“I understand that responsibility and that is to represent the people of Cambridgeshire and Peterborough, all the residents of our great county, giving them the voice and keeping all of our community safe.”
He said: “In a few days, I’ll be taking an oath of office, and that is enshrined in law, and I will swear that I will act with integrity and diligence in my role and to the best of my ability.
“I will execute the duties of my office to ensure that the police are able to, and here’s the thing, cut crime and protect people.
“Cutting crime, protecting the public and supporting victims, those are my priorities, and they’re my priorities because they are the priorities of the people of Cambridgeshire and Peterborough”.
Mr Preston secured 42.9 per cent in the first round, Ms Massey, 31.3 per cent, Lib Dem Rupert Moss-Eccardt 22.3 per cent, and Reform UK’s Susan Morris 3.48 per cent.
The Lib Dem and Reform UK candidates were then eliminated and the second preference votes of voters who chose the eliminated candidates as their first preference were added to the totals of the other two if applicable.
The vote followed an electoral upset in the mayoral vote, as Labour’s Nik Johnson took his party from third in 2017 to first, ousting Conservative James Palmer.
In her speech from the podium, runner-up Nicky Massey said: “What an amazing set of elections we’ve had.
“I’m really honoured to still be standing here.
“That 102,000 votes – thank you to every single one of you that voted for me, and I’m not going anywhere and I won’t go quietly, you will hear me roar.
She said: “I will be standing up for [against] domestic abuse and I will be standing up for [against] sexual harassment of women.
“I will be your voice; together we are going to make a change. “We’re just going to do it in a slightly different way, so please for those of you who voted for me, join me on my next journey, where we will make a difference.”

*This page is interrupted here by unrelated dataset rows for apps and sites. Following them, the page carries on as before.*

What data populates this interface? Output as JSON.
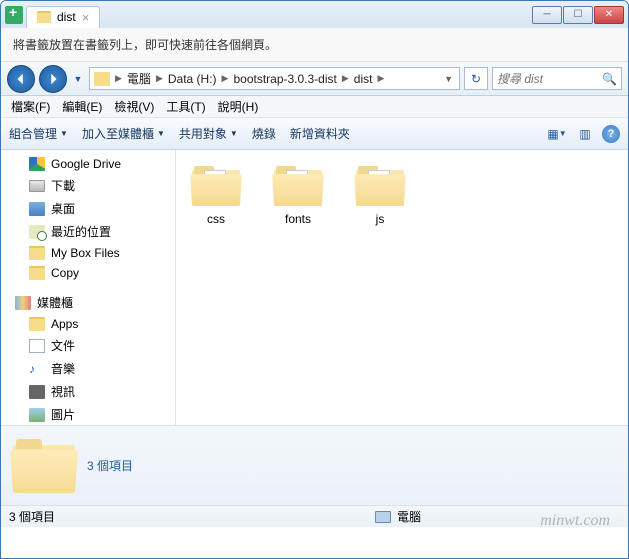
{
  "window": {
    "title": "dist"
  },
  "tip": "將書籤放置在書籤列上，即可快速前往各個網頁。",
  "breadcrumb": [
    "電腦",
    "Data (H:)",
    "bootstrap-3.0.3-dist",
    "dist"
  ],
  "search": {
    "placeholder": "搜尋 dist"
  },
  "menubar": [
    "檔案(F)",
    "編輯(E)",
    "檢視(V)",
    "工具(T)",
    "說明(H)"
  ],
  "toolbar": {
    "organize": "組合管理",
    "include": "加入至媒體櫃",
    "share": "共用對象",
    "burn": "燒錄",
    "newfolder": "新增資料夾"
  },
  "sidebar": {
    "items": [
      {
        "label": "Google Drive",
        "icon": "gdrive"
      },
      {
        "label": "下載",
        "icon": "drive"
      },
      {
        "label": "桌面",
        "icon": "desktop"
      },
      {
        "label": "最近的位置",
        "icon": "recent"
      },
      {
        "label": "My Box Files",
        "icon": "folder"
      },
      {
        "label": "Copy",
        "icon": "folder"
      }
    ],
    "library_header": "媒體櫃",
    "libraries": [
      {
        "label": "Apps",
        "icon": "folder"
      },
      {
        "label": "文件",
        "icon": "doc"
      },
      {
        "label": "音樂",
        "icon": "music"
      },
      {
        "label": "視訊",
        "icon": "video"
      },
      {
        "label": "圖片",
        "icon": "pic"
      }
    ]
  },
  "files": [
    {
      "name": "css"
    },
    {
      "name": "fonts"
    },
    {
      "name": "js"
    }
  ],
  "details": {
    "count_text": "3 個項目"
  },
  "status": {
    "count_text": "3 個項目",
    "computer": "電腦"
  },
  "watermark": "minwt.com"
}
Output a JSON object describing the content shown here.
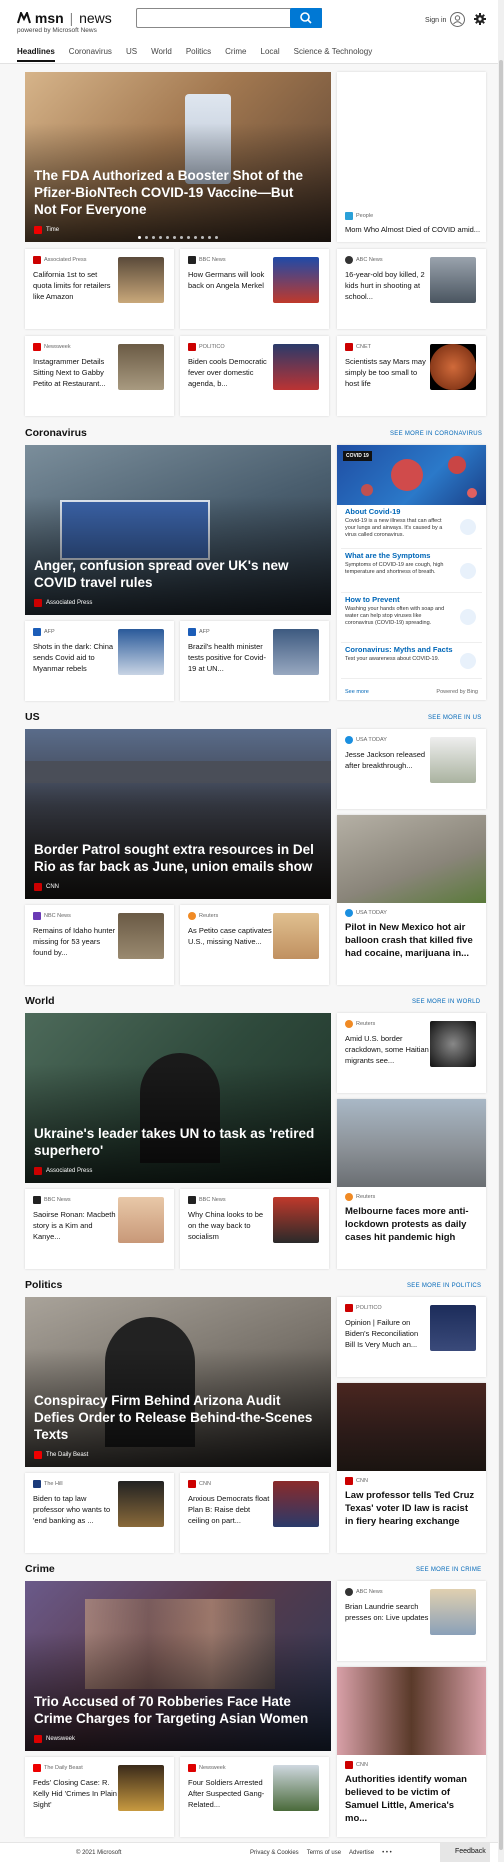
{
  "header": {
    "brand": "msn",
    "divider": "|",
    "product": "news",
    "powered_by": "powered by Microsoft News",
    "search_placeholder": "",
    "signin_label": "Sign in"
  },
  "nav": [
    "Headlines",
    "Coronavirus",
    "US",
    "World",
    "Politics",
    "Crime",
    "Local",
    "Science & Technology"
  ],
  "headlines": {
    "hero": {
      "title": "The FDA Authorized a Booster Shot of the Pfizer-BioNTech COVID-19 Vaccine—But Not For Everyone",
      "source": "Time"
    },
    "side": {
      "source": "People",
      "title": "Mom Who Almost Died of COVID amid..."
    },
    "cards": [
      {
        "source": "Associated Press",
        "title": "California 1st to set quota limits for retailers like Amazon"
      },
      {
        "source": "BBC News",
        "title": "How Germans will look back on Angela Merkel"
      },
      {
        "source": "ABC News",
        "title": "16-year-old boy killed, 2 kids hurt in shooting at school..."
      },
      {
        "source": "Newsweek",
        "title": "Instagrammer Details Sitting Next to Gabby Petito at Restaurant..."
      },
      {
        "source": "POLITICO",
        "title": "Biden cools Democratic fever over domestic agenda, b..."
      },
      {
        "source": "CNET",
        "title": "Scientists say Mars may simply be too small to host life"
      }
    ]
  },
  "coronavirus": {
    "title": "Coronavirus",
    "see_more": "SEE MORE IN CORONAVIRUS",
    "hero": {
      "title": "Anger, confusion spread over UK's new COVID travel rules",
      "source": "Associated Press"
    },
    "cards": [
      {
        "source": "AFP",
        "title": "Shots in the dark: China sends Covid aid to Myanmar rebels"
      },
      {
        "source": "AFP",
        "title": "Brazil's health minister tests positive for Covid-19 at UN..."
      }
    ],
    "info": {
      "badge": "COVID 19",
      "panels": [
        {
          "heading": "About Covid-19",
          "text": "Covid-19 is a new illness that can affect your lungs and airways. It's caused by a virus called coronavirus."
        },
        {
          "heading": "What are the Symptoms",
          "text": "Symptoms of COVID-19 are cough, high temperature and shortness of breath."
        },
        {
          "heading": "How to Prevent",
          "text": "Washing your hands often with soap and water can help stop viruses like coronavirus (COVID-19) spreading."
        },
        {
          "heading": "Coronavirus: Myths and Facts",
          "text": "Test your awareness about COVID-19."
        }
      ],
      "see_more": "See more",
      "powered": "Powered by Bing"
    }
  },
  "us": {
    "title": "US",
    "see_more": "SEE MORE IN US",
    "hero": {
      "title": "Border Patrol sought extra resources in Del Rio as far back as June, union emails show",
      "source": "CNN"
    },
    "side_top": {
      "source": "USA TODAY",
      "title": "Jesse Jackson released after breakthrough..."
    },
    "side_big": {
      "source": "USA TODAY",
      "title": "Pilot in New Mexico hot air balloon crash that killed five had cocaine, marijuana in..."
    },
    "cards": [
      {
        "source": "NBC News",
        "title": "Remains of Idaho hunter missing for 53 years found by..."
      },
      {
        "source": "Reuters",
        "title": "As Petito case captivates U.S., missing Native..."
      }
    ]
  },
  "world": {
    "title": "World",
    "see_more": "SEE MORE IN WORLD",
    "hero": {
      "title": "Ukraine's leader takes UN to task as 'retired superhero'",
      "source": "Associated Press"
    },
    "side_top": {
      "source": "Reuters",
      "title": "Amid U.S. border crackdown, some Haitian migrants see..."
    },
    "side_big": {
      "source": "Reuters",
      "title": "Melbourne faces more anti-lockdown protests as daily cases hit pandemic high"
    },
    "cards": [
      {
        "source": "BBC News",
        "title": "Saoirse Ronan: Macbeth story is a Kim and Kanye..."
      },
      {
        "source": "BBC News",
        "title": "Why China looks to be on the way back to socialism"
      }
    ]
  },
  "politics": {
    "title": "Politics",
    "see_more": "SEE MORE IN POLITICS",
    "hero": {
      "title": "Conspiracy Firm Behind Arizona Audit Defies Order to Release Behind-the-Scenes Texts",
      "source": "The Daily Beast"
    },
    "side_top": {
      "source": "POLITICO",
      "title": "Opinion | Failure on Biden's Reconciliation Bill Is Very Much an..."
    },
    "side_big": {
      "source": "CNN",
      "title": "Law professor tells Ted Cruz Texas' voter ID law is racist in fiery hearing exchange"
    },
    "cards": [
      {
        "source": "The Hill",
        "title": "Biden to tap law professor who wants to 'end banking as ..."
      },
      {
        "source": "CNN",
        "title": "Anxious Democrats float Plan B: Raise debt ceiling on part..."
      }
    ]
  },
  "crime": {
    "title": "Crime",
    "see_more": "SEE MORE IN CRIME",
    "hero": {
      "title": "Trio Accused of 70 Robberies Face Hate Crime Charges for Targeting Asian Women",
      "source": "Newsweek"
    },
    "side_top": {
      "source": "ABC News",
      "title": "Brian Laundrie search presses on: Live updates"
    },
    "side_big": {
      "source": "CNN",
      "title": "Authorities identify woman believed to be victim of Samuel Little, America's mo..."
    },
    "cards": [
      {
        "source": "The Daily Beast",
        "title": "Feds' Closing Case: R. Kelly Hid 'Crimes In Plain Sight'"
      },
      {
        "source": "Newsweek",
        "title": "Four Soldiers Arrested After Suspected Gang-Related..."
      }
    ]
  },
  "footer": {
    "copyright": "© 2021 Microsoft",
    "links": [
      "Privacy & Cookies",
      "Terms of use",
      "Advertise",
      "• • •"
    ],
    "feedback": "Feedback"
  }
}
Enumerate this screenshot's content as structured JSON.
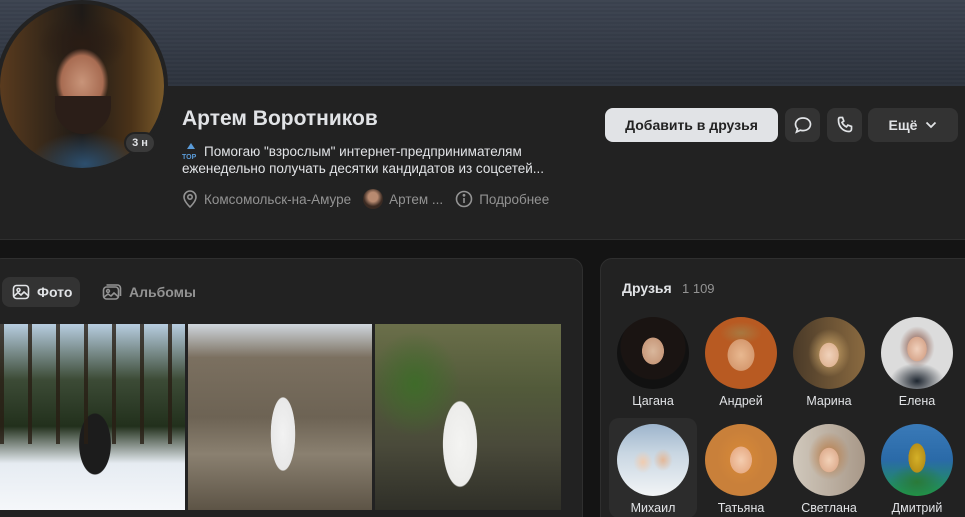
{
  "profile": {
    "name": "Артем Воротников",
    "online_badge": "3 н",
    "status_emoji": "TOP",
    "status_line1": "Помогаю \"взрослым\" интернет-предпринимателям",
    "status_line2": "еженедельно получать десятки кандидатов из соцсетей...",
    "location": "Комсомольск-на-Амуре",
    "linked_name": "Артем ...",
    "more_info": "Подробнее"
  },
  "actions": {
    "add_friend": "Добавить в друзья",
    "more": "Ещё",
    "icons": [
      "message-icon",
      "phone-icon",
      "chevron-down-icon"
    ]
  },
  "photos": {
    "tabs": [
      {
        "label": "Фото",
        "active": true
      },
      {
        "label": "Альбомы",
        "active": false
      }
    ]
  },
  "friends": {
    "title": "Друзья",
    "count": "1 109",
    "items": [
      {
        "name": "Цагана"
      },
      {
        "name": "Андрей"
      },
      {
        "name": "Марина"
      },
      {
        "name": "Елена"
      },
      {
        "name": "Михаил"
      },
      {
        "name": "Татьяна"
      },
      {
        "name": "Светлана"
      },
      {
        "name": "Дмитрий"
      }
    ]
  },
  "colors": {
    "background": "#141414",
    "card": "#222222",
    "primary_button": "#e1e3e6",
    "secondary_button": "#333333",
    "muted_text": "#939393"
  }
}
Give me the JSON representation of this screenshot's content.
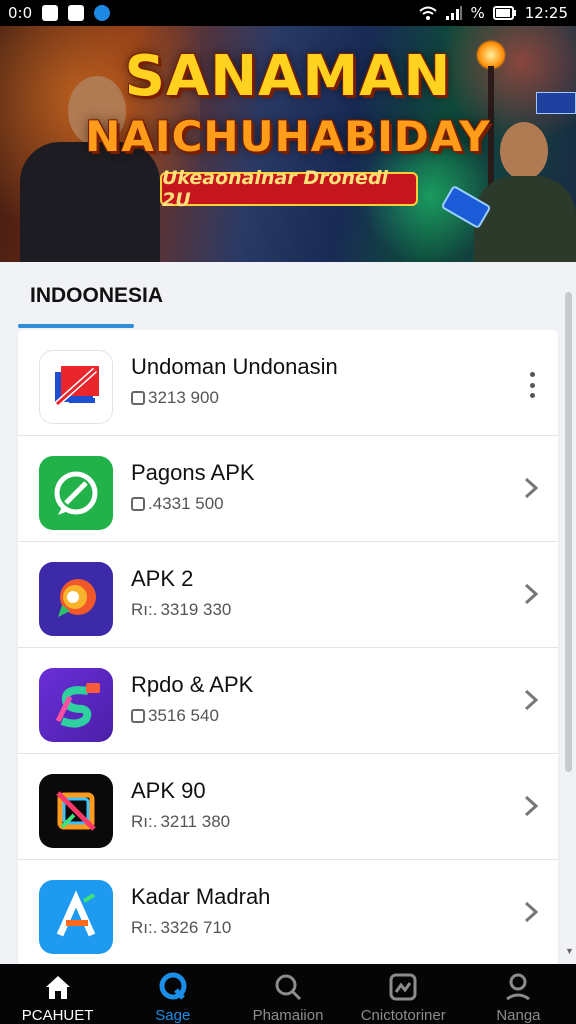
{
  "status_bar": {
    "time_left": "0:0",
    "right_text": "12:25",
    "percent": "%",
    "icons": [
      "notification-icon",
      "photo-icon",
      "app-icon",
      "wifi-icon",
      "signal-icon",
      "battery-icon"
    ]
  },
  "banner": {
    "title_line1": "SANAMAN",
    "title_line2": "NAICHUHABIDAY",
    "ribbon": "Ukeaonainar Dronedl 2U"
  },
  "section": {
    "title": "INDOONESIA",
    "accent": "#2f8fd8"
  },
  "apps": [
    {
      "name": "Undoman Undonasin",
      "meta_prefix": "",
      "meta": "3213 900",
      "action": "more-icon",
      "icon": "flag-app-icon"
    },
    {
      "name": "Pagons APK",
      "meta_prefix": "",
      "meta": ".4331 500",
      "action": "chevron-right-icon",
      "icon": "whatsapp-style-icon"
    },
    {
      "name": "APK 2",
      "meta_prefix": "Rı:.",
      "meta": "3319 330",
      "action": "chevron-right-icon",
      "icon": "chat-bubble-app-icon"
    },
    {
      "name": "Rpdo & APK",
      "meta_prefix": "",
      "meta": "3516 540",
      "action": "chevron-right-icon",
      "icon": "letter-s-app-icon"
    },
    {
      "name": "APK 90",
      "meta_prefix": "Rı:.",
      "meta": "3211 380",
      "action": "chevron-right-icon",
      "icon": "square-x-app-icon"
    },
    {
      "name": "Kadar Madrah",
      "meta_prefix": "Rı:.",
      "meta": "3326 710",
      "action": "chevron-right-icon",
      "icon": "letter-a-app-icon"
    }
  ],
  "bottom_nav": [
    {
      "label": "PCAHUET",
      "icon": "home-icon",
      "state": "active"
    },
    {
      "label": "Sage",
      "icon": "blue-q-icon",
      "state": "blue"
    },
    {
      "label": "Phamaiion",
      "icon": "search-icon",
      "state": "normal"
    },
    {
      "label": "Cnictotoriner",
      "icon": "photo-box-icon",
      "state": "normal"
    },
    {
      "label": "Nanga",
      "icon": "profile-icon",
      "state": "normal"
    }
  ]
}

She added: “And we are definitely going to smash domestic abuse out the ballpark”.